A major headache for retailers, payment processors and financial institutions transitioning to the new PCI DSS 3.0 standard is communicating some 100 new requirements to their work-force.
Delivering key policies to employees across the globe is critical to achieving consistent world-wide compliance.
The new requirement took effect in 2014, but organisations were able to postpone implementation until 1 January 2015, allowing time to establish and execute the security controls and procedures required to meet the new standard.
Given the high volume of major data breaches last year, including retail chain Target in the US, the new regulation appears to have come not a moment too soon.
Maintaining credit and debit card information on behalf of financial services organisations demands the highest levels of security and customer confidence, and adhering to standards like PCI DSS 3.0 plays a crucial role in this.
Cybercrime is a major threat to all organizations, at risk from both sides by hackers and trusted insiders. A secure environment makes customers feel more comfortable to do business with certain merchants and security breaches can cause corporate profits to plummet.
The new requirement raises the bar for security by encouraging a structured, predictable, and continuous approach, and a higher baseline of defense against intrusions.
Its requirement applies to any entity involved in credit card processing, including merchants, processors and service providers that store, process or transmit cardholder data. In other words all companies – large or small – that take credit card payments from consumers or helps facilitate transactions.
Until now organisations only encrypted when they were forced to protect data under compliance requirements or in industries where protecting secrets was imperative.
But the days of a simple “box checking” exercise and ensuring once a year that a business is adhering to its stipulations, have long gone.
Businesses handling payment data and sensitive, personally identifiable data now need to put encryption, granular access control and data access monitoring in place.
PCI DSS 3.0 reduces the risk of attack by limiting who, what, when, where and how data can be accessed, and supervises those that need-to-know by observing their data access patterns for behaviour that may indicate an attack is taking place.
But while implementing PCI DSS 3.0 is one thing, ensuring staff have read, understood and signed up it up to its full set of requirements is quite another.
Isabel Bardsley-Garcia, QSA and PCI practice lead for AT&T Consulting Solutions warns that organizations have been caught off guard by the “the huge growing pains” that come with transitioning to PCI DSS 3.0.
She says that while changes affecting passwords, penetration testing and third-party service providers were among the most notable changes when PCI DSS 3.0 was released, the change to have the most profound effect on AT&T clients is new mandates requiring documented security policies and procedures.
PCI DSS 3.0 not only requires organisations to develop documented operational securities policies and procedures, outlining how DSS guidelines are implemented and enforced but dramatically expands on what was previously a pair of short sub-requirements, adding new policy and procedure requirements to each of the other 11 requirement sections.

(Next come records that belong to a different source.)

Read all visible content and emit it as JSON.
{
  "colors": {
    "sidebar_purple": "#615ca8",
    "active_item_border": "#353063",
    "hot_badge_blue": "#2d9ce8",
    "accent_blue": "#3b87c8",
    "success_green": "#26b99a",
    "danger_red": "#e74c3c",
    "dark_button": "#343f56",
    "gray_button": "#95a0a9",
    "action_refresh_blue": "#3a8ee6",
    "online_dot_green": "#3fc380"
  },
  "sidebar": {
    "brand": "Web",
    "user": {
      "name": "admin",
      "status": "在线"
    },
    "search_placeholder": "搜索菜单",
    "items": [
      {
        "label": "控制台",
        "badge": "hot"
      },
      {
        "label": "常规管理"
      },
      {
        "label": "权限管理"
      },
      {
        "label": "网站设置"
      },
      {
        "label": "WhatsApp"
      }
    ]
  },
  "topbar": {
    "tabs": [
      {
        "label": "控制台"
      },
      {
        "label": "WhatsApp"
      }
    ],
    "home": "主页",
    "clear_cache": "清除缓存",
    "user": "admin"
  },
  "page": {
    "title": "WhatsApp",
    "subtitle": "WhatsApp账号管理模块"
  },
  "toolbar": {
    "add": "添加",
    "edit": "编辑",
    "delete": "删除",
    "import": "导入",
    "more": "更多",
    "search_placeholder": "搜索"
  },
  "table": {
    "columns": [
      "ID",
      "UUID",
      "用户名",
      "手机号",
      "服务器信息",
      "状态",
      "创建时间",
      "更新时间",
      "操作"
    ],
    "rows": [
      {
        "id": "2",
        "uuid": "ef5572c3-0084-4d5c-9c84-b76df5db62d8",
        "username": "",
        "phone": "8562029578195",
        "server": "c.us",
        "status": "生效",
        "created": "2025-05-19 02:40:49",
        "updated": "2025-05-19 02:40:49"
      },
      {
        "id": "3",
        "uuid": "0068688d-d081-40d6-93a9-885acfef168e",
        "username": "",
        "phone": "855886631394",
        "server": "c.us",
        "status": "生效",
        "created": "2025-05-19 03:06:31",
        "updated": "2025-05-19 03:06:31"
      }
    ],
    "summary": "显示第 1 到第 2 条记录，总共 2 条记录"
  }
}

Bardsley-Garcia warns that while organizations can outsource management of systems and date they can’t outsource the liability in the event of a breach. She says: ‘PCI DSS 3.0 dramatically increases the amount of preparation and paperwork for an organization before a QSA even sets foot on site for an assessment.

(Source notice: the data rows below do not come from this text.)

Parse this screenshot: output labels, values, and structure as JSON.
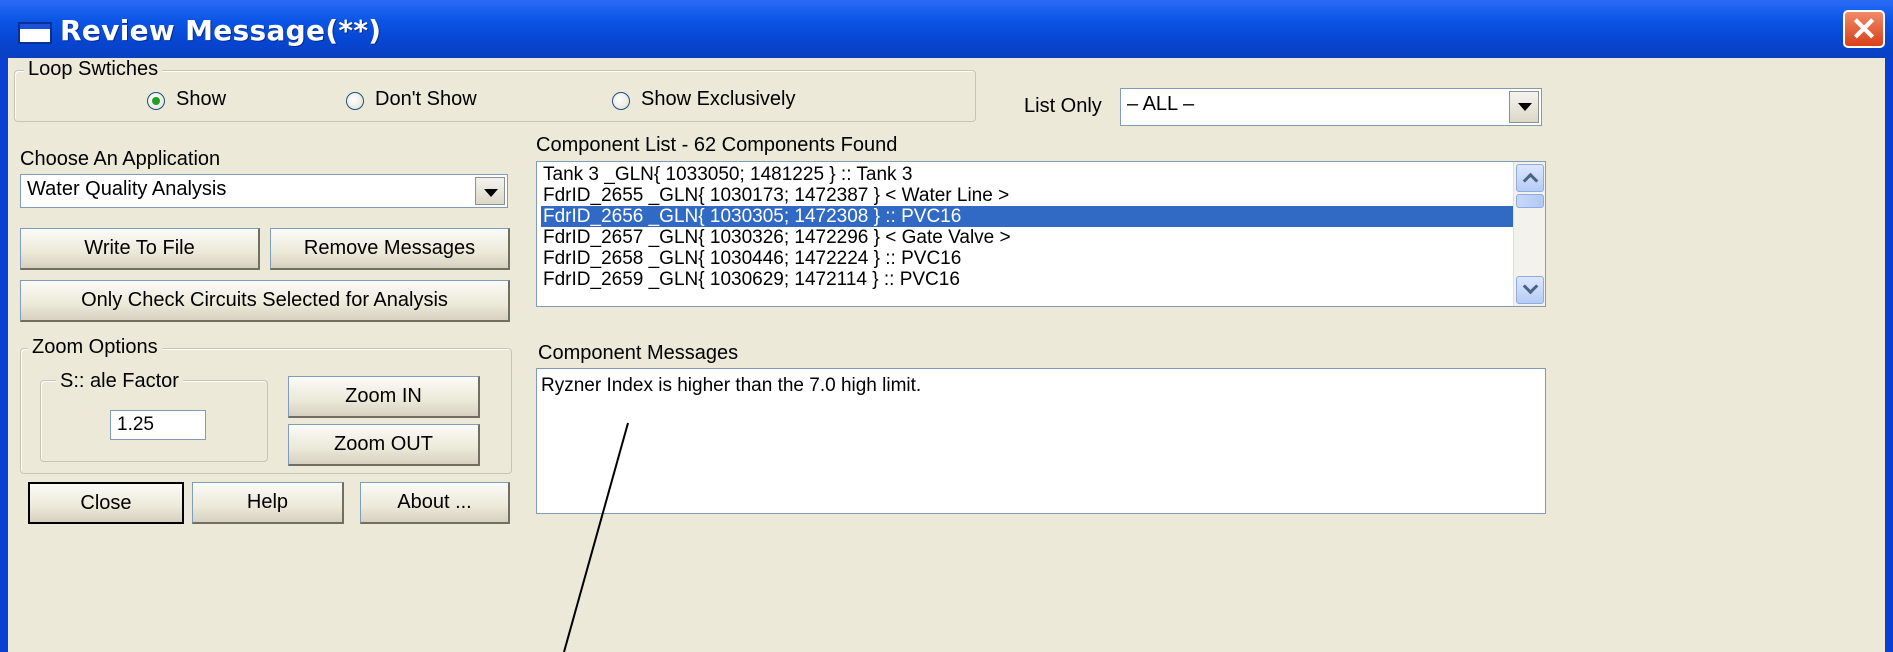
{
  "window": {
    "title": "Review Message(**)",
    "close_symbol": "✕",
    "title_icon": "window-icon",
    "title_bar_color": "#0b55e6",
    "close_color": "#d8401a"
  },
  "loop_switches": {
    "legend": "Loop Swtiches",
    "options": [
      {
        "label": "Show",
        "selected": true
      },
      {
        "label": "Don't Show",
        "selected": false
      },
      {
        "label": "Show Exclusively",
        "selected": false
      }
    ]
  },
  "list_only": {
    "label": "List Only",
    "value": "– ALL –"
  },
  "application": {
    "label": "Choose An Application",
    "value": "Water Quality Analysis"
  },
  "buttons": {
    "write_to_file": "Write To File",
    "remove_messages": "Remove Messages",
    "only_check": "Only Check Circuits Selected for Analysis",
    "zoom_in": "Zoom  IN",
    "zoom_out": "Zoom  OUT",
    "close": "Close",
    "help": "Help",
    "about": "About ..."
  },
  "zoom": {
    "legend": "Zoom Options",
    "scale_legend": "S:: ale Factor",
    "scale_value": "1.25"
  },
  "components": {
    "header": "Component List - 62 Components Found",
    "selected_index": 2,
    "selection_color": "#316ac5",
    "items": [
      "Tank 3 _GLN{ 1033050; 1481225 } :: Tank 3",
      "FdrID_2655 _GLN{ 1030173; 1472387 } < Water Line >",
      "FdrID_2656 _GLN{ 1030305; 1472308 } :: PVC16",
      "FdrID_2657 _GLN{ 1030326; 1472296 } < Gate Valve >",
      "FdrID_2658 _GLN{ 1030446; 1472224 } :: PVC16",
      "FdrID_2659 _GLN{ 1030629; 1472114 } :: PVC16"
    ]
  },
  "messages": {
    "header": "Component Messages",
    "text": "Ryzner Index is higher than the 7.0 high limit."
  }
}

‘Not only do you have to have a documented policy and procedure but those who are responsible for those actions also need to actually know that the procedures and policies exist and have knowledge of them.’

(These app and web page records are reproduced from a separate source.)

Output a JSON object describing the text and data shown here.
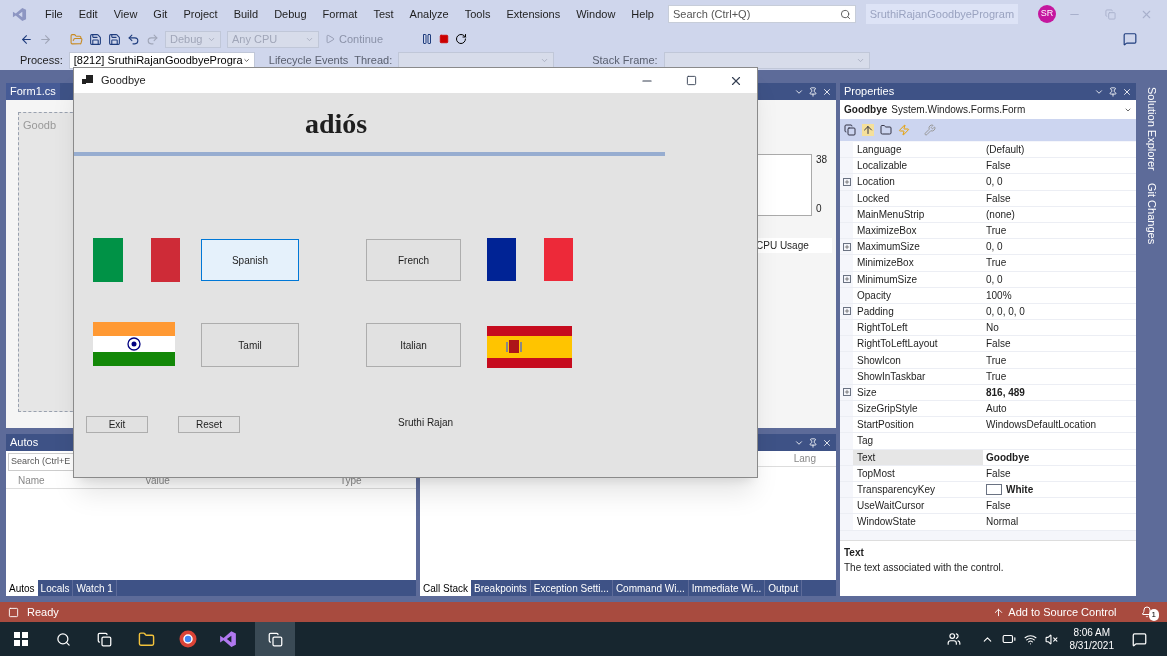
{
  "ide_title_bar": {
    "menus": [
      "File",
      "Edit",
      "View",
      "Git",
      "Project",
      "Build",
      "Debug",
      "Format",
      "Test",
      "Analyze",
      "Tools",
      "Extensions",
      "Window",
      "Help"
    ],
    "search": {
      "placeholder": "Search (Ctrl+Q)"
    },
    "solution_name": "SruthiRajanGoodbyeProgram",
    "avatar_initials": "SR"
  },
  "toolbar": {
    "configuration": "Debug",
    "platform": "Any CPU",
    "continue_label": "Continue"
  },
  "debug_location_bar": {
    "process_label": "Process:",
    "process": "[8212] SruthiRajanGoodbyeProgra",
    "lifecycle_events": "Lifecycle Events",
    "thread_label": "Thread:",
    "stack_frame_label": "Stack Frame:"
  },
  "designer_panel": {
    "tab": "Form1.cs",
    "form_caption": "Goodb"
  },
  "autos_panel": {
    "title": "Autos",
    "search": {
      "placeholder": "Search (Ctrl+E"
    },
    "columns": [
      "Name",
      "Value",
      "Type"
    ],
    "tabs": [
      {
        "label": "Autos",
        "selected": true
      },
      {
        "label": "Locals",
        "selected": false
      },
      {
        "label": "Watch 1",
        "selected": false
      }
    ]
  },
  "diagnostics_panel": {
    "axis_max": "38",
    "axis_min": "0",
    "tab": "CPU Usage"
  },
  "call_stack_panel": {
    "column": "Lang",
    "tabs": [
      {
        "label": "Call Stack",
        "selected": true
      },
      {
        "label": "Breakpoints",
        "selected": false
      },
      {
        "label": "Exception Setti...",
        "selected": false
      },
      {
        "label": "Command Wi...",
        "selected": false
      },
      {
        "label": "Immediate Wi...",
        "selected": false
      },
      {
        "label": "Output",
        "selected": false
      }
    ]
  },
  "properties": {
    "title": "Properties",
    "object_name": "Goodbye",
    "object_type": "System.Windows.Forms.Form",
    "rows": [
      {
        "name": "Language",
        "value": "(Default)",
        "expandable": false,
        "bold": false,
        "selected": false
      },
      {
        "name": "Localizable",
        "value": "False",
        "expandable": false,
        "bold": false,
        "selected": false
      },
      {
        "name": "Location",
        "value": "0, 0",
        "expandable": true,
        "bold": false,
        "selected": false
      },
      {
        "name": "Locked",
        "value": "False",
        "expandable": false,
        "bold": false,
        "selected": false
      },
      {
        "name": "MainMenuStrip",
        "value": "(none)",
        "expandable": false,
        "bold": false,
        "selected": false
      },
      {
        "name": "MaximizeBox",
        "value": "True",
        "expandable": false,
        "bold": false,
        "selected": false
      },
      {
        "name": "MaximumSize",
        "value": "0, 0",
        "expandable": true,
        "bold": false,
        "selected": false
      },
      {
        "name": "MinimizeBox",
        "value": "True",
        "expandable": false,
        "bold": false,
        "selected": false
      },
      {
        "name": "MinimumSize",
        "value": "0, 0",
        "expandable": true,
        "bold": false,
        "selected": false
      },
      {
        "name": "Opacity",
        "value": "100%",
        "expandable": false,
        "bold": false,
        "selected": false
      },
      {
        "name": "Padding",
        "value": "0, 0, 0, 0",
        "expandable": true,
        "bold": false,
        "selected": false
      },
      {
        "name": "RightToLeft",
        "value": "No",
        "expandable": false,
        "bold": false,
        "selected": false
      },
      {
        "name": "RightToLeftLayout",
        "value": "False",
        "expandable": false,
        "bold": false,
        "selected": false
      },
      {
        "name": "ShowIcon",
        "value": "True",
        "expandable": false,
        "bold": false,
        "selected": false
      },
      {
        "name": "ShowInTaskbar",
        "value": "True",
        "expandable": false,
        "bold": false,
        "selected": false
      },
      {
        "name": "Size",
        "value": "816, 489",
        "expandable": true,
        "bold": true,
        "selected": false
      },
      {
        "name": "SizeGripStyle",
        "value": "Auto",
        "expandable": false,
        "bold": false,
        "selected": false
      },
      {
        "name": "StartPosition",
        "value": "WindowsDefaultLocation",
        "expandable": false,
        "bold": false,
        "selected": false
      },
      {
        "name": "Tag",
        "expandable": false,
        "selected": false
      },
      {
        "name": "Text",
        "value": "Goodbye",
        "expandable": false,
        "bold": true,
        "selected": true
      },
      {
        "name": "TopMost",
        "value": "False",
        "expandable": false,
        "bold": false,
        "selected": false
      },
      {
        "name": "TransparencyKey",
        "value": "White",
        "kind": "color",
        "color": "#ffffff",
        "expandable": false,
        "bold": true,
        "selected": false
      },
      {
        "name": "UseWaitCursor",
        "value": "False",
        "expandable": false,
        "bold": false,
        "selected": false
      },
      {
        "name": "WindowState",
        "value": "Normal",
        "expandable": false,
        "bold": false,
        "selected": false
      }
    ],
    "description_title": "Text",
    "description": "The text associated with the control."
  },
  "side_tabs": [
    "Solution Explorer",
    "Git Changes"
  ],
  "status_bar": {
    "message": "Ready",
    "source_control": "Add to Source Control",
    "notifications": "1"
  },
  "taskbar": {
    "time": "8:06 AM",
    "date": "8/31/2021"
  },
  "form_window": {
    "title": "Goodbye",
    "heading": "adiós",
    "buttons": [
      {
        "label": "Spanish",
        "focused": true
      },
      {
        "label": "French",
        "focused": false
      },
      {
        "label": "Tamil",
        "focused": false
      },
      {
        "label": "Italian",
        "focused": false
      },
      {
        "label": "Exit",
        "focused": false
      },
      {
        "label": "Reset",
        "focused": false
      }
    ],
    "flags": [
      {
        "kind": "split",
        "color": "#009246"
      },
      {
        "kind": "split",
        "color": "#ce2b37"
      },
      {
        "kind": "split",
        "color": "#002395"
      },
      {
        "kind": "split",
        "color": "#ed2939"
      },
      {
        "kind": "india"
      },
      {
        "kind": "spain"
      }
    ],
    "author": "Sruthi Rajan"
  }
}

‘There are so many times a QSA arrives to conduct an interview and the firewall administrator, for example, has no idea of what is being asked of them because they are not versed in the PCI DSS 3.0.’
Jeremy Crame, CEO, Hitec says: ‘In a world fraught with identity theft and cybercrime, it’s more important than ever for companies to implement PCI DSS 3.0 and protect their customers’ credit card information. However, this standard is rendered useless if its requirements are not understood and signed up to by employees.
‘Organizations are increasingly looking to technology to manage the demands of adhering to new compliance requirements and ensuring they are communicated effectively to employees. The best strategy for ensuring compliance with PCI DSS 3.0 is to integrate PCI compliance activities into year-round IT security management processes.’